This article is an introduction to the TList, one of the most useful data structures in Delphi, and one that most programmers use at one time or another.

What we'll do in this talk is to firstly provide a quick overview of what TList is and how it works, and then, secondly, to show how you can use TList in various programming tasks.


What is it?

Well, let's jump right in. TList is a class that encapsulates an array of pointers. It is not a linked list as its name might suggest; it is an array. The elements of the array are pointers, or things that can be represented by pointers, like objects or strings for example. In this talk we'll be using objects, as they're the easiest to create and destroy and use.

The TList class has an array property called Items whereby you can access the various objects stored in the list. The Items property is the default array property, making it very easy to use a TList in the style of an array. You can easily iterate through the array and read and/or write the individual elements.

	var
	  MyList : TList;
	  MyButton : TButton;
	begin
	  {create the TList object}
	  MyList := TList.Create;
	  
	  {add a TObject to the list}
	  MyButton := TButton.Create(nil);
	  MyList.Add(pointer(MyButton));

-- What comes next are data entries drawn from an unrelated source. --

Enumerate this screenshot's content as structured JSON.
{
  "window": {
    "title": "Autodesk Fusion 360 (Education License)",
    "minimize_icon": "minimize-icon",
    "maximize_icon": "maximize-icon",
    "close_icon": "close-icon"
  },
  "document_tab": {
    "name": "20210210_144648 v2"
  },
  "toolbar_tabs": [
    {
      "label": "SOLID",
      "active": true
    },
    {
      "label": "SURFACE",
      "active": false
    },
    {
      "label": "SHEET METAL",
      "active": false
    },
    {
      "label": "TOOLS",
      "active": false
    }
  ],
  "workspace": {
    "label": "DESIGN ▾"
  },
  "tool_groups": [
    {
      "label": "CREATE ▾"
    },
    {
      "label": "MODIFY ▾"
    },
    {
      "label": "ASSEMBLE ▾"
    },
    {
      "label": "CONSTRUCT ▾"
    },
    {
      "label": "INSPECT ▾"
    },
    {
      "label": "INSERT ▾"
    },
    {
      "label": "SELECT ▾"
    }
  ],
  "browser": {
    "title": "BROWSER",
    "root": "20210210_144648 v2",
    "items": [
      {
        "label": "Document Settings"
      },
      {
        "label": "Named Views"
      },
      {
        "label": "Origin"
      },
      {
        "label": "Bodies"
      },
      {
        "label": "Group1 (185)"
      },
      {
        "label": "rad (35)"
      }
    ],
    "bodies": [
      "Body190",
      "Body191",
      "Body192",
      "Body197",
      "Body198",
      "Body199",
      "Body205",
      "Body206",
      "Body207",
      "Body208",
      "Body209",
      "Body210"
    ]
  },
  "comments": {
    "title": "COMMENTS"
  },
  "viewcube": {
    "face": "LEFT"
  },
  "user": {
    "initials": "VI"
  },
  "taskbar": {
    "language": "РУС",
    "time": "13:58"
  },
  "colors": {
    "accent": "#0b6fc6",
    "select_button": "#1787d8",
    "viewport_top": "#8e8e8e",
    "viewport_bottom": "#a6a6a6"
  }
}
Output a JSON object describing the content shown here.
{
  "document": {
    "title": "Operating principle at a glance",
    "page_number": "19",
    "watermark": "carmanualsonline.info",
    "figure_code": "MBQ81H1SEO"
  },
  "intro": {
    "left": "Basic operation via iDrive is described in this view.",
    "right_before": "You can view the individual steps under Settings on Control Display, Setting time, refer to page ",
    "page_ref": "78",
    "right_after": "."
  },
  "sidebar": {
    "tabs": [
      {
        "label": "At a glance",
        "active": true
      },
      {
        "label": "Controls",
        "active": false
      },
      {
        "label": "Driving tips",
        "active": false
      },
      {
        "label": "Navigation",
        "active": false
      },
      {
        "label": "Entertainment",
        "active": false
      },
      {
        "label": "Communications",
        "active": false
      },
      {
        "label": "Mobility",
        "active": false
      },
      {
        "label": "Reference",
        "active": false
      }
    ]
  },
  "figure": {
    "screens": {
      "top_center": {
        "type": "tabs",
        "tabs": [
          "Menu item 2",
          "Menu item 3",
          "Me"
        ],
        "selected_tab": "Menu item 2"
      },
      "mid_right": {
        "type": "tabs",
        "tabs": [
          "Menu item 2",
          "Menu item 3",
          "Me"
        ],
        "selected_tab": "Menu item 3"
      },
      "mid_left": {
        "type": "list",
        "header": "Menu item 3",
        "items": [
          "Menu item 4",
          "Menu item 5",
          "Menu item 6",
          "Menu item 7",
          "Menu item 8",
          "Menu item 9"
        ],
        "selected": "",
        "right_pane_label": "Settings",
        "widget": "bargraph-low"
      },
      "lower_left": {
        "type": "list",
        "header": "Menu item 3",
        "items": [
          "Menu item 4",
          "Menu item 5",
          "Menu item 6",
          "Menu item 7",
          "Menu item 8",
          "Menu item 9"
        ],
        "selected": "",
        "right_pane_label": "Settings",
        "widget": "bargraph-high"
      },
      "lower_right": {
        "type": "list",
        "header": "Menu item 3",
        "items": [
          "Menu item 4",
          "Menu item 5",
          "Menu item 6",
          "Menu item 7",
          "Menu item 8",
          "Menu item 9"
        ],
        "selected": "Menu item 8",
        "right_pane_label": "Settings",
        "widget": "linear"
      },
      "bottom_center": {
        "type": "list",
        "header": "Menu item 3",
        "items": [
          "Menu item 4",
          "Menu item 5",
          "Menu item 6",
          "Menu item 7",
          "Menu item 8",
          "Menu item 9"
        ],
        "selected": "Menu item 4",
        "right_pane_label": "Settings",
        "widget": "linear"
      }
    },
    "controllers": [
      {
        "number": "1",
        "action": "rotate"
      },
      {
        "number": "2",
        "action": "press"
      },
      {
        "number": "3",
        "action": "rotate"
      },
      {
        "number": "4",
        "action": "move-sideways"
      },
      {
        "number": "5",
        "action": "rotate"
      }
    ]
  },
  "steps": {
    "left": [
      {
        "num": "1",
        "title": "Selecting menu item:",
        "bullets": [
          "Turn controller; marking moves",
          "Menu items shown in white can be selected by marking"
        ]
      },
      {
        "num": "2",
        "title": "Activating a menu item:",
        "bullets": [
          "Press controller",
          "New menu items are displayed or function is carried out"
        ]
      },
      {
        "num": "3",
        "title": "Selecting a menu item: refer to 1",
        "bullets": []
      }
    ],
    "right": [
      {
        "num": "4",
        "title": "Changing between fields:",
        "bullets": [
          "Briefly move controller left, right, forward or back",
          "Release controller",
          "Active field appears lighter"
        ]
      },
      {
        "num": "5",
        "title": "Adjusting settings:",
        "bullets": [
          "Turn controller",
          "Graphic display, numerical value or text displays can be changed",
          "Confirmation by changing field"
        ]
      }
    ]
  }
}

	  {get the first item in the list}
	  MyButton := TButton(MyList[0]);

	  {destroy the list}
	  MyList.Free;
	end;
		

The class has range-checking built in as well: it's hard to access an element that does not exist-you automatically get an exception raised. You may have seen it: it's the infamous "List index out of bounds" error.

Unlike a normal array in Delphi, TList has some linked list type functionality as well. You can insert objects into the middle of the array, and you can delete objects from the array as well. When you insert a new object, all of the objects in the array from that point onwards are shifted along by one element to make some room for the new object, which then slots right in. Deleting an object works in a similar fashion. The objects from that point onwards are shifted back by one position to cover over the hole left by the disappearing object.

To be continued...




Copyright (c) Julian M Bucknall, 2000 Last modified: 30-Jun-2000 email: Webmaster